How to hold a camera steady at slow shutter speeds and in time or bulb exposures when you don't have a tripod handy is a constant challenge to photographers.
Of course, purists may say, "don't be lazy -- take along a tripod, you never know when you'll need one." But the fact is that we're all a bit lazy. Who wants to lug around a cumbersome piece of euquipment on the chance he might need it?
Out of this need have come the mini-or table-top tripods, monopods and other gadgets to circumvent the big tripod requirement.
The latest of these tripod substitutes is called Foto Pheet, a plastic clip-on with adjustable legs. I've tried it on my Nikon FM and it seems to give a steady enough base for time exposures. (If you're an interested gadgeteer, they come in two sizes for the slimmer and fatter 35s and can be ordered from Robert Frankel Foto Pheet, 11905 Woodbridge Street No, Studio City, California 91604 at $9.95 each).
Robert Frankel writes that the idea for his gadget came while he was traveling and needed to take time exposures of night scenes and building interiors. I've had the same problems myself.
The ideal way to make long exposures is by putting your camera on a sturdy tripod. Unfortunately, sturdy usually means heavy. A full-size tripod is a nuisance on a trip unless you are a real afcionado, or you are taking pictures for money. On the other hand, just because you are using a small camera, you should not make the mistake of using a flimsy, lightweight tripod.
The next best bet to a full-size tripod is a tabletop tripod that you can carry in your gadget bag. Even these have to be sturdy, which means that when the camera is mounted on it, it shouldn't wiggle at all. This calls for legs that are wide-spread enough for balance, with a ball-and-socket joint that locks rigid.
Tripod-less exposures of longer than 1/30th of a second are possible, but they take great care. You must hold the camera with its base pressed firmly against a sturdy support such as a wall, a door frame, a street-light pole or even a tree-trunk.
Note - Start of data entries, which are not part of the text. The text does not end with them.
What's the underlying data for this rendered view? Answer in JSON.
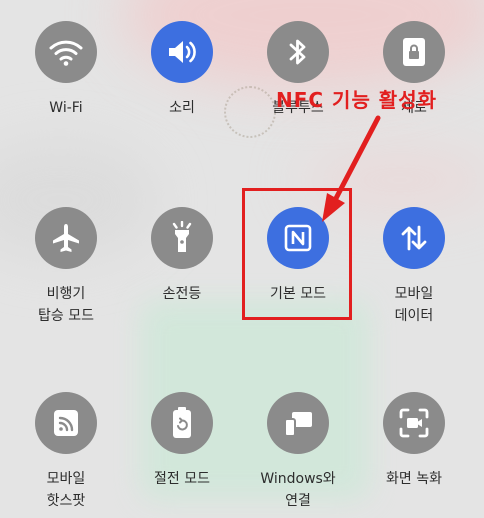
{
  "tiles": [
    {
      "label": "Wi-Fi",
      "icon": "wifi-icon",
      "state": "off"
    },
    {
      "label": "소리",
      "icon": "sound-icon",
      "state": "on"
    },
    {
      "label": "블루투스",
      "icon": "bluetooth-icon",
      "state": "off"
    },
    {
      "label": "세로",
      "icon": "portrait-lock-icon",
      "state": "off"
    },
    {
      "label": "비행기\n탑승 모드",
      "icon": "airplane-icon",
      "state": "off"
    },
    {
      "label": "손전등",
      "icon": "flashlight-icon",
      "state": "off"
    },
    {
      "label": "기본 모드",
      "icon": "nfc-icon",
      "state": "on"
    },
    {
      "label": "모바일\n데이터",
      "icon": "mobile-data-icon",
      "state": "on"
    },
    {
      "label": "모바일\n핫스팟",
      "icon": "hotspot-icon",
      "state": "off"
    },
    {
      "label": "절전 모드",
      "icon": "battery-saver-icon",
      "state": "off"
    },
    {
      "label": "Windows와\n연결",
      "icon": "link-to-windows-icon",
      "state": "off"
    },
    {
      "label": "화면 녹화",
      "icon": "screen-recorder-icon",
      "state": "off"
    }
  ],
  "annotation": {
    "text": "NFC 기능 활성화",
    "color": "#e21f1f"
  },
  "colors": {
    "active": "#3d6fe0",
    "inactive": "#8b8b8b",
    "highlight": "#e21f1f"
  }
}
And for added steadiness, don't push the shutter-release button down with the job of a finger but with the soft release action of a cable release or the self-timer will work on most models down to one second. For longer B (bulb) exposures, use a cable release.
The ideal compromise is to take a tabletop tripod on trips and use it on top tripod on trips and use it on top of ledges and tables and hold it against the sides of doorways and trees. The table-top tripod can also be converted to a chest pod by resting the opened-up legs against your chest to steady hand-held long exposures.
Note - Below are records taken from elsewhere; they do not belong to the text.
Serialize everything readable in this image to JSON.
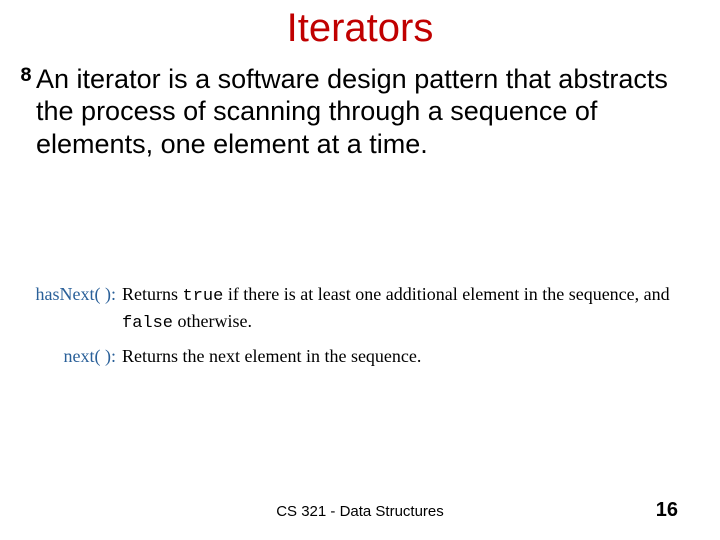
{
  "title": "Iterators",
  "bullet": {
    "marker": "8",
    "text": "An iterator is a software design pattern that abstracts the process of scanning through a sequence of elements, one element at a time."
  },
  "methods": [
    {
      "name": "hasNext( ):",
      "desc_pre": "Returns ",
      "kw1": "true",
      "desc_mid": " if there is at least one additional element in the sequence, and ",
      "kw2": "false",
      "desc_post": " otherwise."
    },
    {
      "name": "next( ):",
      "desc_pre": "Returns the next element in the sequence.",
      "kw1": "",
      "desc_mid": "",
      "kw2": "",
      "desc_post": ""
    }
  ],
  "footer": {
    "course": "CS 321 - Data Structures",
    "page": "16"
  }
}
On occasion even as a pro I have been caught without a tripod. Once, in a Pakistani bazaar where I didn't want to attract attention by lugging around a tripod, I improvised for picturing a fire-light scene by holding my Leica pressed against the wheel of a bullock cart and squeezing off up to one-second exposures -- and they were publication quality.
My final observation on whether to tripod or not to tripod is that no matter how careful your planning, you'll find yourself once in a while up the photographic creek without a tripod -- in which case improvise and use one of the methods described.